Shots & Blood Glucose Checks

Whether you have to give one or get one, insulin shots and finger pokes for blood glucose (blood sugar) checks are no fun.

You might feel scared, anxious or guilty about giving your child a shot or checking blood glucose but remember, your child takes their cues from you, so take a few deep breaths, relax and be assured that it gets easier — for both you and your child.

Insulin Saves Lives

Don't think of it as sticking your child and causing pain, think of it as saving his life. Blood glucose checks, insulin shots, pump infusions and other treatments keep your child healthy. These are non-negotiable pokes.

Remind yourself that when your grandparents were young — before 1923 — these life-saving treatments weren't available for kids with diabetes. When it was discovered, families like yours called insulin a medical miracle!

Relax and It'll Hurt Less

  • Take deep breaths and exhale slowly.
  • Give your child bubbles to blow before and during the shot to help him breathe deeply.
  • Sing a favorite song or tell a silly joke.
  • Play pretend doctor. Let your child give a pretend shot to his stuffed animal — or to you — first.
  • Talk about the best thing that happened that day.
  • Don't stall — getting it over means getting on with some fun!
  • Kiss the site before and after — then give each other a big hug.
  • Praise your child for being so brave.

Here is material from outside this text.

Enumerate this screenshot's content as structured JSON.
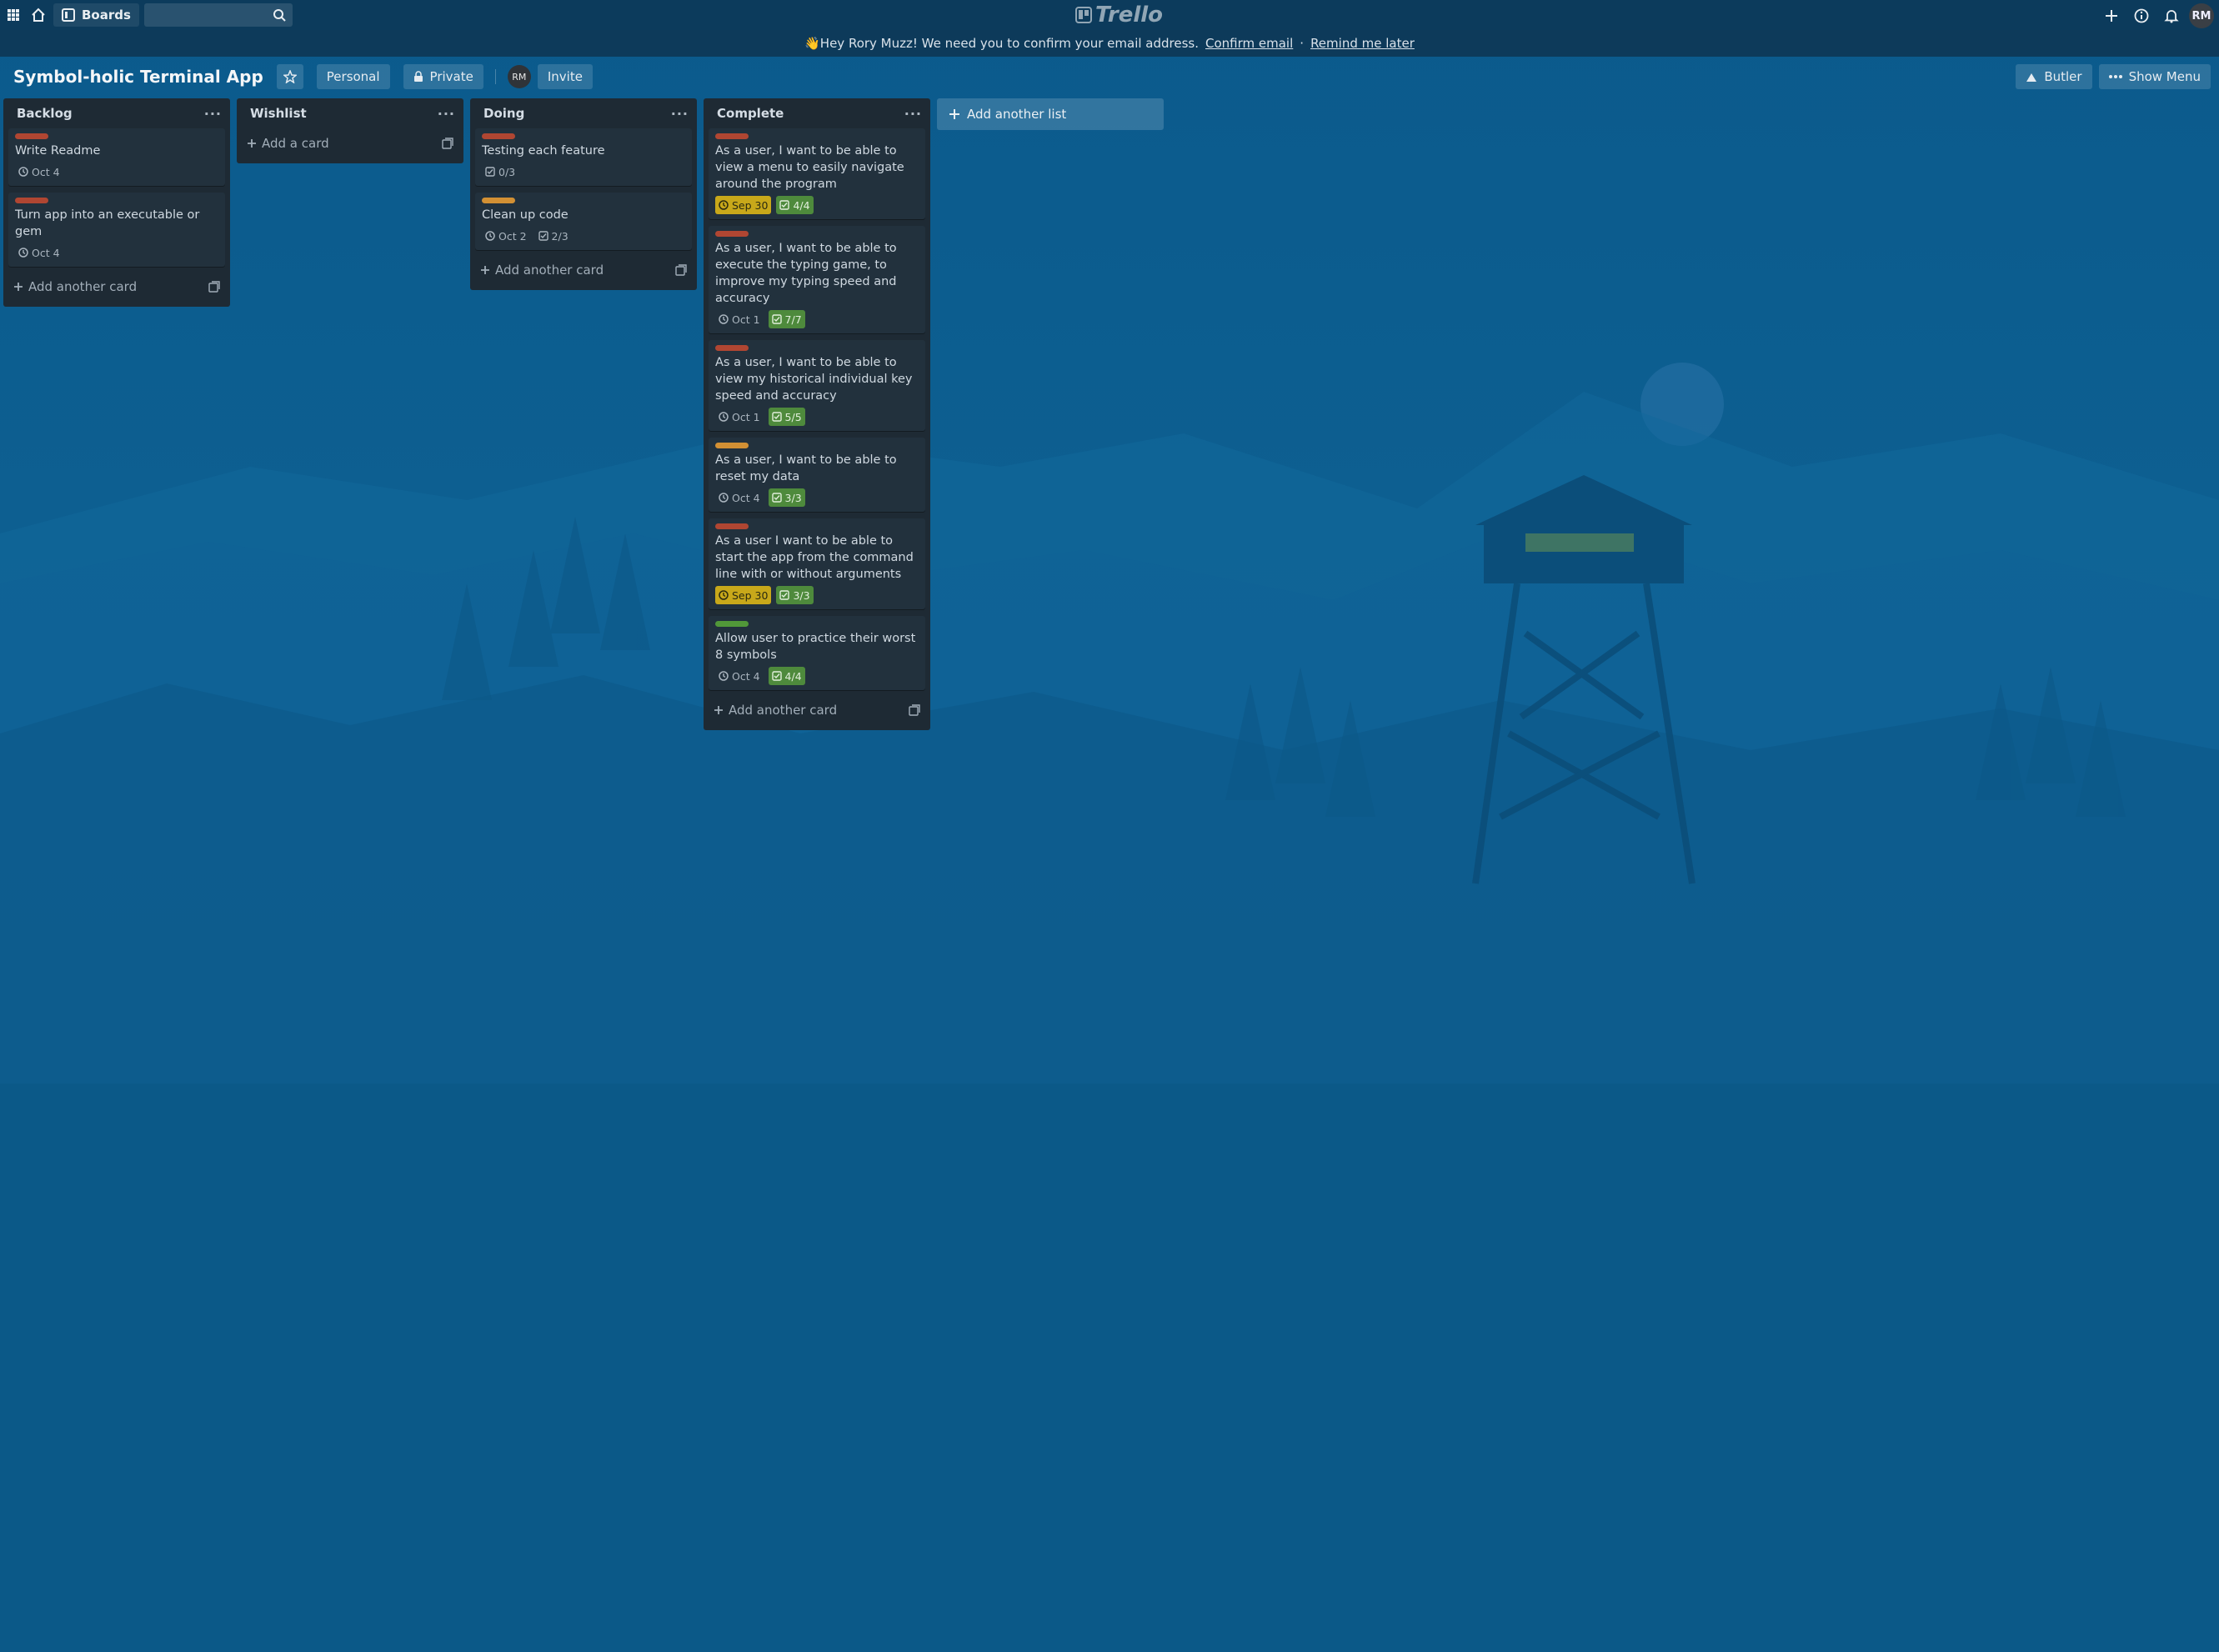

Build Confidence

  • Practice. Your diabetes care team will help you practice preparing shots and infusion sites, and checking blood glucose levels. Ask them if you can practice by giving yourself a shot of saline (salt water). DO NOT practice with insulin. You'll see it's not so bad!
  • Know your options. Ask your doctor about short needle insulin syringes or insulin pens, and less painful blood glucose meters. These can be less scary and painful for your child.
  • Change lancets often. Fresh lancets hurt less than used lancets that get duller with each use. Use a new one each time.
  • Involve your child or be involved in their care. If your child is young, let him pick the finger or site and count down so they feel part of the team. If your child is older, sit with him and help him to relax. Supervise in a subtle way by soothing with a loving touch or conversation while you watch. Provide positive feedback and guidance on the least painful way to do it. Once they've got it down, try not to hover.

Throw Away Used Needles Safely

Collect used needles in an old milk jug or liquid laundry detergent bottle until you can dispose of them safely.

You can also look for a clipper that snips the needle off so you can safely throw the rest of the syringe away.

Check your county's hazardous waste policy for the proper way of disposing used needles.

  • Last Reviewed: July 31, 2013
  • Last Edited: October 28, 2013

Articles from Diabetes Forecast® magazine:

Diabetes Forecast